#### PROBLEM STATEMENT:
The expected output is every entry that follows, reproduced exactly.

#### GIVEN RECORDS:

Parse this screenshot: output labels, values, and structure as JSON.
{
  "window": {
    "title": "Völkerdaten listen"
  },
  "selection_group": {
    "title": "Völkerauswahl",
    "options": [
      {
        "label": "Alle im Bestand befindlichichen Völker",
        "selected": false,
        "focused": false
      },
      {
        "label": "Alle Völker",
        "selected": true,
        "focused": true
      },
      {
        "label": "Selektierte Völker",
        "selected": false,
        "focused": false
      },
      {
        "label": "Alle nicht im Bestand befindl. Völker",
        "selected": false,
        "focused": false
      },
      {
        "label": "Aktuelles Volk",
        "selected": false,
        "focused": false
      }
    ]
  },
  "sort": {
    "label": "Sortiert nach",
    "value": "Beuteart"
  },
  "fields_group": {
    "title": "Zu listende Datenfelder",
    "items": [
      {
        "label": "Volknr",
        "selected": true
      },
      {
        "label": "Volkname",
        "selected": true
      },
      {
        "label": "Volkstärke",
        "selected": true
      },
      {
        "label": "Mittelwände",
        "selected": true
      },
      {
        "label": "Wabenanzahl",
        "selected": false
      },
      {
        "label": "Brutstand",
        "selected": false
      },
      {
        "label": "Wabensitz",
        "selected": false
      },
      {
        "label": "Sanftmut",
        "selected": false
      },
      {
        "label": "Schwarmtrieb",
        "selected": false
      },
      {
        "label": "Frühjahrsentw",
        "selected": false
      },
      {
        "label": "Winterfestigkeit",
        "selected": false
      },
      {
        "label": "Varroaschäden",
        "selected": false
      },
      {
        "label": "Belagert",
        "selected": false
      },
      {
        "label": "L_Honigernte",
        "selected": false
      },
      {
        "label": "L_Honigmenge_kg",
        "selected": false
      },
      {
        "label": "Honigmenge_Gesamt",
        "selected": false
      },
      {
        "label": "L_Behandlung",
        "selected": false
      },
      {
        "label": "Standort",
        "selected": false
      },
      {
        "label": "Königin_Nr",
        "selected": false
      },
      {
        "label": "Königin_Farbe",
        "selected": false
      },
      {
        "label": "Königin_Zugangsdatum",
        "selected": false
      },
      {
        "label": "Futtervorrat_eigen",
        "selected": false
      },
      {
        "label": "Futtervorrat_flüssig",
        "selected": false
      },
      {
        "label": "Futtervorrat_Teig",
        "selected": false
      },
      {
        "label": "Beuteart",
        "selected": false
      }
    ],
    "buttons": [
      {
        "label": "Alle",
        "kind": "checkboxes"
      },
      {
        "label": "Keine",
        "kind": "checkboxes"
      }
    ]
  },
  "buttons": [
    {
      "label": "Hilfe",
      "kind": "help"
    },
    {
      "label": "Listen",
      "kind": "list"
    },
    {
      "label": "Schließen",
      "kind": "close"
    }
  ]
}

#### EXERCISE SOLUTION:
Parse this screenshot: output labels, values, and structure as JSON.
{
  "window": {
    "title": "Völkerdaten listen"
  },
  "selection_group": {
    "title": "Völkerauswahl",
    "options": [
      {
        "label": "Alle im Bestand befindlichichen Völker",
        "selected": false,
        "focused": false
      },
      {
        "label": "Alle Völker",
        "selected": true,
        "focused": true
      },
      {
        "label": "Selektierte Völker",
        "selected": false,
        "focused": false
      },
      {
        "label": "Alle nicht im Bestand befindl. Völker",
        "selected": false,
        "focused": false
      },
      {
        "label": "Aktuelles Volk",
        "selected": false,
        "focused": false
      }
    ]
  },
  "sort": {
    "label": "Sortiert nach",
    "value": "Beuteart"
  },
  "fields_group": {
    "title": "Zu listende Datenfelder",
    "items": [
      {
        "label": "Volknr",
        "selected": true
      },
      {
        "label": "Volkname",
        "selected": true
      },
      {
        "label": "Volkstärke",
        "selected": true
      },
      {
        "label": "Mittelwände",
        "selected": true
      },
      {
        "label": "Wabenanzahl",
        "selected": false
      },
      {
        "label": "Brutstand",
        "selected": false
      },
      {
        "label": "Wabensitz",
        "selected": false
      },
      {
        "label": "Sanftmut",
        "selected": false
      },
      {
        "label": "Schwarmtrieb",
        "selected": false
      },
      {
        "label": "Frühjahrsentw",
        "selected": false
      },
      {
        "label": "Winterfestigkeit",
        "selected": false
      },
      {
        "label": "Varroaschäden",
        "selected": false
      },
      {
        "label": "Belagert",
        "selected": false
      },
      {
        "label": "L_Honigernte",
        "selected": false
      },
      {
        "label": "L_Honigmenge_kg",
        "selected": false
      },
      {
        "label": "Honigmenge_Gesamt",
        "selected": false
      },
      {
        "label": "L_Behandlung",
        "selected": false
      },
      {
        "label": "Standort",
        "selected": false
      },
      {
        "label": "Königin_Nr",
        "selected": false
      },
      {
        "label": "Königin_Farbe",
        "selected": false
      },
      {
        "label": "Königin_Zugangsdatum",
        "selected": false
      },
      {
        "label": "Futtervorrat_eigen",
        "selected": false
      },
      {
        "label": "Futtervorrat_flüssig",
        "selected": false
      },
      {
        "label": "Futtervorrat_Teig",
        "selected": false
      },
      {
        "label": "Beuteart",
        "selected": false
      }
    ],
    "buttons": [
      {
        "label": "Alle",
        "kind": "checkboxes"
      },
      {
        "label": "Keine",
        "kind": "checkboxes"
      }
    ]
  },
  "buttons": [
    {
      "label": "Hilfe",
      "kind": "help"
    },
    {
      "label": "Listen",
      "kind": "list"
    },
    {
      "label": "Schließen",
      "kind": "close"
    }
  ]
}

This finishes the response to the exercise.